As I was digging around the internet for illustrations of mothers of service members claiming to be as tough as their enlisted children (I’ll save that for another post), I found the following “future service member” clothes for children, babies, and even pregnant women:




And a Marine bib/costume:


And a couple maternity shirts:



I have a few thoughts about these.

First, it’s interesting how the shirts (and the many more like them for other family members) enlist family members (and future family members) into military service along with the service member. Each branch of the military is considered a big extended family and members know they are “taken care of” to some extent by each other and by military programs that support the children and partners of those who are serving. Not only does it make practical sense to offer services to families who have a loved one deployed for months and years at a time, but it is also advantageous for the military as families are recognized as a key part of military success. Families are essential and are counted on to provide all kinds of support– from deployment readiness (moving at a moment’s notice etc.), to supplying their loved ones with emotional support, clothes and armor when they are deployed.

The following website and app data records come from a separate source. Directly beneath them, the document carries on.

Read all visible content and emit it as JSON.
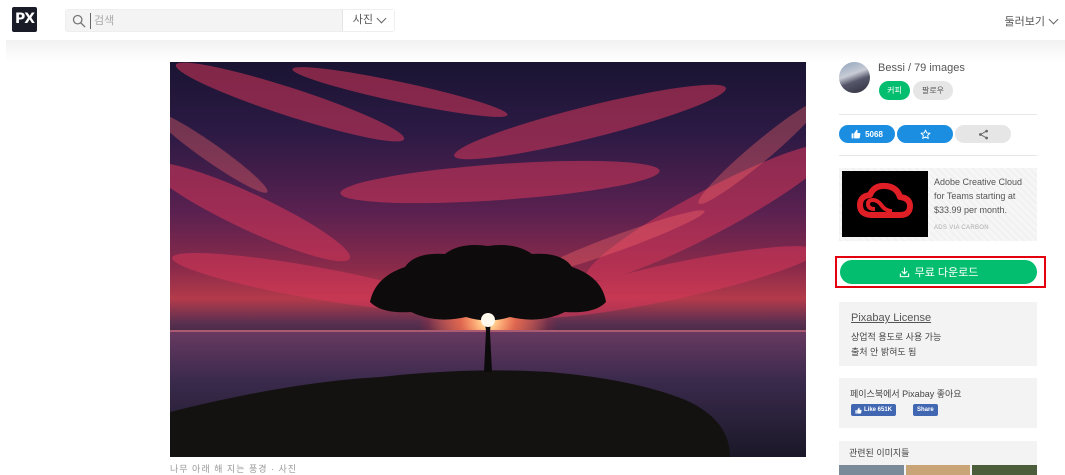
{
  "header": {
    "logo_text": "PX",
    "search_placeholder": "검색",
    "search_type": "사진",
    "explore_label": "둘러보기"
  },
  "photo": {
    "alt": "sunset tree",
    "caption": "나무 아래 해 지는 풍경 · 사진"
  },
  "user": {
    "name": "Bessi / 79 images",
    "coffee_label": "커피",
    "follow_label": "팔로우"
  },
  "actions": {
    "like_count": "5068"
  },
  "ad": {
    "text": "Adobe Creative Cloud for Teams starting at $33.99 per month.",
    "via": "ADS VIA CARBON"
  },
  "download": {
    "label": "무료 다운로드"
  },
  "license": {
    "title": "Pixabay License",
    "line1": "상업적 용도로 사용 가능",
    "line2": "출처 안 밝혀도 됨"
  },
  "facebook": {
    "text": "페이스북에서 Pixabay 좋아요",
    "like_label": "Like 651K",
    "share_label": "Share"
  },
  "related": {
    "title": "관련된 이미지들"
  },
  "colors": {
    "accent_green": "#02be6e",
    "accent_blue": "#1b8ee1",
    "highlight_red": "#e3000f",
    "facebook_blue": "#4267b2"
  }
}
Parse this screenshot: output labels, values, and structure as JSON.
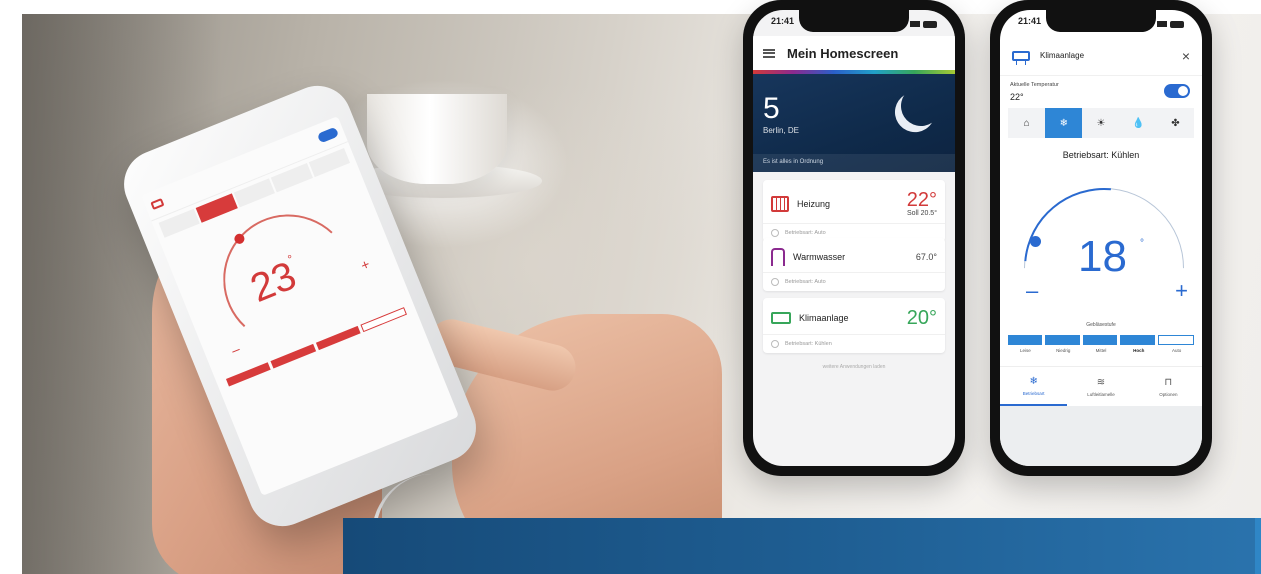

The military is also a profession that is often a viable choice for for many young people, and there are many families from strong military traditions– where multiple generations have served. It makes sense, then, that these families have a certain amount of pride in a career that has been in their families for generations. But, many who go into the military end up in combat situations where their lives and personal safety are put at high risk (especially during wartime). So, the idea of handing down the military as a profession doesn’t seem the same then as handing down pride in a university or in a sports team. Isn’t it much different to put a baby in a “future Badgers fan” outfit?

Finally, the pregnancy shirts make me think of how sociologists Nira Yuval-Davis and Cynthia Enloe talk about gendered and militarized citizenship. For Yuval-Davis, one of the primary ways women can be citizens is through reproduction– literally reproducing the people of the nation. Often reproducing soldiers to secure the nation is a part of pro-natalist policies. And Cynthia Enloe writes about the importance of mothers’ support (what she calls “militarized mothers”) for the continued recruitment and support of soldiers: “Militarizing motherhood often starts with conceptualizing the womb as a recruiting station.”